# [Exercise directions]
Counting every line in the records below that holds "content", give the total and add nothing.

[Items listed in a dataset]
------------------------------------------------------------

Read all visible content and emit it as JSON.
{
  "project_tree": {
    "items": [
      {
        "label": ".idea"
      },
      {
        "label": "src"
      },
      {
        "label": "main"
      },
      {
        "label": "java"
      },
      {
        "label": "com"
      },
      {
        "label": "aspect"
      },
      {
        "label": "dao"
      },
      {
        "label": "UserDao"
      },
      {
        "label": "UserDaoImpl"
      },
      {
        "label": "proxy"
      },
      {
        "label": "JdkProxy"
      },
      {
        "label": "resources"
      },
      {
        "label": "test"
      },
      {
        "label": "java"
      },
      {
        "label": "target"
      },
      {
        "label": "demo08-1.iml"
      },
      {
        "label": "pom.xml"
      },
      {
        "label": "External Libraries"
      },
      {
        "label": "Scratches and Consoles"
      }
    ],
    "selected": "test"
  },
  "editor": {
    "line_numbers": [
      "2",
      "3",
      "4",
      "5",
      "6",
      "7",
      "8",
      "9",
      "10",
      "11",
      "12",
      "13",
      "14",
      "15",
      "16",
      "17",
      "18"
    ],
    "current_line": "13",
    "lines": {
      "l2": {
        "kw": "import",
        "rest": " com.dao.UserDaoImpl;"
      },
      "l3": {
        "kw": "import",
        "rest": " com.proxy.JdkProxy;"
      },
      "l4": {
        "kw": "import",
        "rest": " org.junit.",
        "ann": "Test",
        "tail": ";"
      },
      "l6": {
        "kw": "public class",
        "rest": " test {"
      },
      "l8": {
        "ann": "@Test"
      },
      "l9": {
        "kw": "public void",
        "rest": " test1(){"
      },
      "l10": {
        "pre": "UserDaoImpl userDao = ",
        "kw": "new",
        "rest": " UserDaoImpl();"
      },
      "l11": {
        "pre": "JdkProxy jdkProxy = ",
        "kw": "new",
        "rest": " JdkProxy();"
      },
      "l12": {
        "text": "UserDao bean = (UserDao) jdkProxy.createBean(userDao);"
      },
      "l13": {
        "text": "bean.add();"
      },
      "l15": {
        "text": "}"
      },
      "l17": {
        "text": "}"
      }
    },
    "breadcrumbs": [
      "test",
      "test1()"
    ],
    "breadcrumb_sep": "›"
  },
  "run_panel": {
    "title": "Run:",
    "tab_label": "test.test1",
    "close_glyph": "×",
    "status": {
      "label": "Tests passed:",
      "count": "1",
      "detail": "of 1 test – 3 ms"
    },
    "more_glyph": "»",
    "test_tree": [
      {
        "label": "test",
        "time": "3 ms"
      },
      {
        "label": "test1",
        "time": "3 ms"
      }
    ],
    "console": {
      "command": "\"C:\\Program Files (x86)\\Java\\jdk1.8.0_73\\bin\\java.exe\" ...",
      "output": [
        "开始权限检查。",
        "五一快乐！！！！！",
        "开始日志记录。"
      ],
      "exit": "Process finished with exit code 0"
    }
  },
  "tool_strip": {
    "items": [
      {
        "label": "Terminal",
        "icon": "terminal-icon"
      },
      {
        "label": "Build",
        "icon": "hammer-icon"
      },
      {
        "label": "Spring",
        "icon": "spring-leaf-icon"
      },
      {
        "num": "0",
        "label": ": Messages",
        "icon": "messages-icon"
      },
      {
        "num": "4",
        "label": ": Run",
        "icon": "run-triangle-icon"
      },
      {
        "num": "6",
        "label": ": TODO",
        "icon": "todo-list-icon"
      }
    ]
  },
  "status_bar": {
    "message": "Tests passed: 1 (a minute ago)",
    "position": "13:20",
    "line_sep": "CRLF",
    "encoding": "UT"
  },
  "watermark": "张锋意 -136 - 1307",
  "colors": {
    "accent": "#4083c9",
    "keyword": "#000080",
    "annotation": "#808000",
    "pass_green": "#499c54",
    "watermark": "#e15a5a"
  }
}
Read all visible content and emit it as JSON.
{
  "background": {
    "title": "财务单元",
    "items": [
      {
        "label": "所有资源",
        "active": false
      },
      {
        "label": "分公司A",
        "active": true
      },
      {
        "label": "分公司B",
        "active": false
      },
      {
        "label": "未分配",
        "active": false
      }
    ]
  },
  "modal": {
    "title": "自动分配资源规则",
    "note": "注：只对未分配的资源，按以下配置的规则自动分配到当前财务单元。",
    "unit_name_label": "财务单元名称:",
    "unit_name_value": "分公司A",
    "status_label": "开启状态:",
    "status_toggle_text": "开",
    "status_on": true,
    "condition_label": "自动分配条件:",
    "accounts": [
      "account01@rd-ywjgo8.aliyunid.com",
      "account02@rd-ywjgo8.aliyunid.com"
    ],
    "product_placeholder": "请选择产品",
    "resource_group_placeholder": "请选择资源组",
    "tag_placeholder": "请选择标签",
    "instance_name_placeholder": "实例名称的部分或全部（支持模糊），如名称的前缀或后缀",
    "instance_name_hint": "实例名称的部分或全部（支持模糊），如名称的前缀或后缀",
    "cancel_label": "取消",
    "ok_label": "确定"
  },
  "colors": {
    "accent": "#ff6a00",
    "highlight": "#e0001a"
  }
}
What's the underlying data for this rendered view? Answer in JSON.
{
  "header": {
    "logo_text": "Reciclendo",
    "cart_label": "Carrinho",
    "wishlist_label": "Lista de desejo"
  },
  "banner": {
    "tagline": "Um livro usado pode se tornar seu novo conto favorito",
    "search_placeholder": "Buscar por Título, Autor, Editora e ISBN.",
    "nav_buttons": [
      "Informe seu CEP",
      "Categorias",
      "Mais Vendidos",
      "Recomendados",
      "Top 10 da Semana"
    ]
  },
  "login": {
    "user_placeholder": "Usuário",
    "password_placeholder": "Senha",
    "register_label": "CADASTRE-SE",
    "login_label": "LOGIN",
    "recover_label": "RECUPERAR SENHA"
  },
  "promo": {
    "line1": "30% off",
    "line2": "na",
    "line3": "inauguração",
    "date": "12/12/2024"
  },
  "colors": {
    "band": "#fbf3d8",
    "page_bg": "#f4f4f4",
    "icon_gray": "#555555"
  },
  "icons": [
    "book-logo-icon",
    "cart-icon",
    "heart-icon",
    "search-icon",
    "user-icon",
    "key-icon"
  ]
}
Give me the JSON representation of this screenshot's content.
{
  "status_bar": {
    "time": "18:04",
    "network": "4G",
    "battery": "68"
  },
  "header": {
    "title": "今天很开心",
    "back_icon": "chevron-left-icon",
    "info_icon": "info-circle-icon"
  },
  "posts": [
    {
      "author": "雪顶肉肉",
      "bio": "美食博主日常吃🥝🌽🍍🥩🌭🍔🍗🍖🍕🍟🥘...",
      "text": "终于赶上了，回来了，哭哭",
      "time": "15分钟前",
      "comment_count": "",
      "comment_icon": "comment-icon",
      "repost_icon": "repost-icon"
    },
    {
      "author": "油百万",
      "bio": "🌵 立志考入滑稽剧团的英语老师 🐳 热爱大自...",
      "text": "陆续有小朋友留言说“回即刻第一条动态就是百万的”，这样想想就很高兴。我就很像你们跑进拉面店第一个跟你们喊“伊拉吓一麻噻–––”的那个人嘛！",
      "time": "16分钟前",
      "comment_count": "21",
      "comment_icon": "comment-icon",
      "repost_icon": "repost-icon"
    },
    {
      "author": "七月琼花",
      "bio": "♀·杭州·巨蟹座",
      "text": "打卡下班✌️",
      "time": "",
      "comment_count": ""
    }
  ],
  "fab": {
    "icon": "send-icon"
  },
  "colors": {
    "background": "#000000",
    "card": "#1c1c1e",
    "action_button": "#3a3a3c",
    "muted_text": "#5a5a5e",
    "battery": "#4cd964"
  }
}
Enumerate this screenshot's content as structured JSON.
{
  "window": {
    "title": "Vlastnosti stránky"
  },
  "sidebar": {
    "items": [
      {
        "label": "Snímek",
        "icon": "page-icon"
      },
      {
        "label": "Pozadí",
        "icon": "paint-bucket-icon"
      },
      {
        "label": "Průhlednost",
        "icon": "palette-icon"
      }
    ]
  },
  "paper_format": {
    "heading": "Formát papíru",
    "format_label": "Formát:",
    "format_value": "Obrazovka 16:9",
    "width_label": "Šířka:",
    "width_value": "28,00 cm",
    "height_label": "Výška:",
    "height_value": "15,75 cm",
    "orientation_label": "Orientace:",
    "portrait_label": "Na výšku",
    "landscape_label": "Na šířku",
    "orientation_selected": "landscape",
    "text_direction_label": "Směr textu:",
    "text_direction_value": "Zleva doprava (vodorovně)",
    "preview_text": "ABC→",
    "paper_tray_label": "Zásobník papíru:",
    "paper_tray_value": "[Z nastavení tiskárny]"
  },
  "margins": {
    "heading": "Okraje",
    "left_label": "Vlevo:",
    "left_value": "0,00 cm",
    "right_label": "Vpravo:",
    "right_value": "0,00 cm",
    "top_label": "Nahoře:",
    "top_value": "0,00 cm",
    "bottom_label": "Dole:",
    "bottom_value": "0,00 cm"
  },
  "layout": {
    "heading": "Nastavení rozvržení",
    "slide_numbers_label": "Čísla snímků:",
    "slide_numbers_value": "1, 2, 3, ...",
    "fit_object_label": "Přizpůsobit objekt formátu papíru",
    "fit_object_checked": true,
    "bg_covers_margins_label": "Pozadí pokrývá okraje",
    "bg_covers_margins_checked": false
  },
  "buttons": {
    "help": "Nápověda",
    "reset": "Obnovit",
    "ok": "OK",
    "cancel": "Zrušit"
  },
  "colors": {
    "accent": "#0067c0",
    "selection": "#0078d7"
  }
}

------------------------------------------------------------

# [Solution for this task]
4